2009 Real Property Section Newsletter
REAL PROPERTY SECTION REVIEW
Daniel L. Goodkin, Editor    *   Norman A. Chernin, Co-Editor

SECTION OFFICERS
Chair
Donald C. Nanney

First Vice-Chair
Michael S. Klein

Second Vice-Chair
Pamela L. Westhoff

Treasurer
Gregg J. Loubier

Secretary
Theresa C. Tate

Immediate Past-Chair
Timothy M. Truax

Chair Emeritus
Norma J. Williams,

Section Administrator
Terrina Scott

EXECUTIVE COMMITTEE MEMBERS

Eric Altoon
Nedra E. Austin
Susan J. Booth
James L. Brat
Norman A. Chernin
Brant H. Dveirin
Daniel L. Goodkin
Rebecca H. Lessley

Peter J. Niemiec
D. Eric Remensperger
David C. Sampson
Michael G. Smooke
Linda E. Spiegel
Sarah J. Spyksma
Valerie Wisot
Andrew J. Yamamoto

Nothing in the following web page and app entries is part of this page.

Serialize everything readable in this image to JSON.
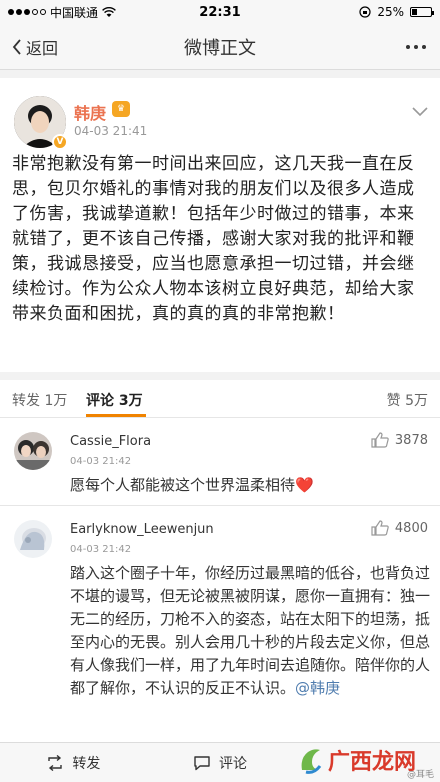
{
  "status_bar": {
    "carrier": "中国联通",
    "time": "22:31",
    "battery": "25%",
    "battery_level": 0.25
  },
  "nav": {
    "back_label": "返回",
    "title": "微博正文"
  },
  "post": {
    "author": "韩庚",
    "time": "04-03 21:41",
    "text": "非常抱歉没有第一时间出来回应，这几天我一直在反思，包贝尔婚礼的事情对我的朋友们以及很多人造成了伤害，我诚挚道歉！包括年少时做过的错事，本来就错了，更不该自己传播，感谢大家对我的批评和鞭策，我诚恳接受，应当也愿意承担一切过错，并会继续检讨。作为公众人物本该树立良好典范，却给大家带来负面和困扰，真的真的真的非常抱歉！"
  },
  "tabs": {
    "repost_label": "转发",
    "repost_count": "1万",
    "comment_label": "评论",
    "comment_count": "3万",
    "like_label": "赞",
    "like_count": "5万"
  },
  "comments": [
    {
      "name": "Cassie_Flora",
      "time": "04-03 21:42",
      "likes": "3878",
      "text": "愿每个人都能被这个世界温柔相待",
      "emoji": "❤️"
    },
    {
      "name": "Earlyknow_Leewenjun",
      "time": "04-03 21:42",
      "likes": "4800",
      "text": "踏入这个圈子十年，你经历过最黑暗的低谷，也背负过不堪的谩骂，但无论被黑被阴谋，愿你一直拥有：独一无二的经历，刀枪不入的姿态，站在太阳下的坦荡，抵至内心的无畏。别人会用几十秒的片段去定义你，但总有人像我们一样，用了九年时间去追随你。陪伴你的人都了解你，不认识的反正不认识。",
      "mention": "@韩庚"
    }
  ],
  "bottom_bar": {
    "repost_label": "转发",
    "comment_label": "评论"
  },
  "watermark": {
    "text": "广西龙网",
    "sub": "@耳毛"
  },
  "colors": {
    "accent": "#f08300",
    "author": "#eb7350",
    "link": "#507daf"
  }
}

SUB-SECTION CHAIRS
Commercial Development & Leasing, Marcia Z. Gordon
Construction Law, Brian Ostler
Land Use Planning & Environmental Law, Claire Hervey Collins
Real Estate Finance, Caroline Dreyfus
General Real Estate Law, Nadav Ravid
Title Insurance, David M. Marcus

 

Readers are advised that changes in the law may affect the accuracy of this publication or the functionality of links after the publication date.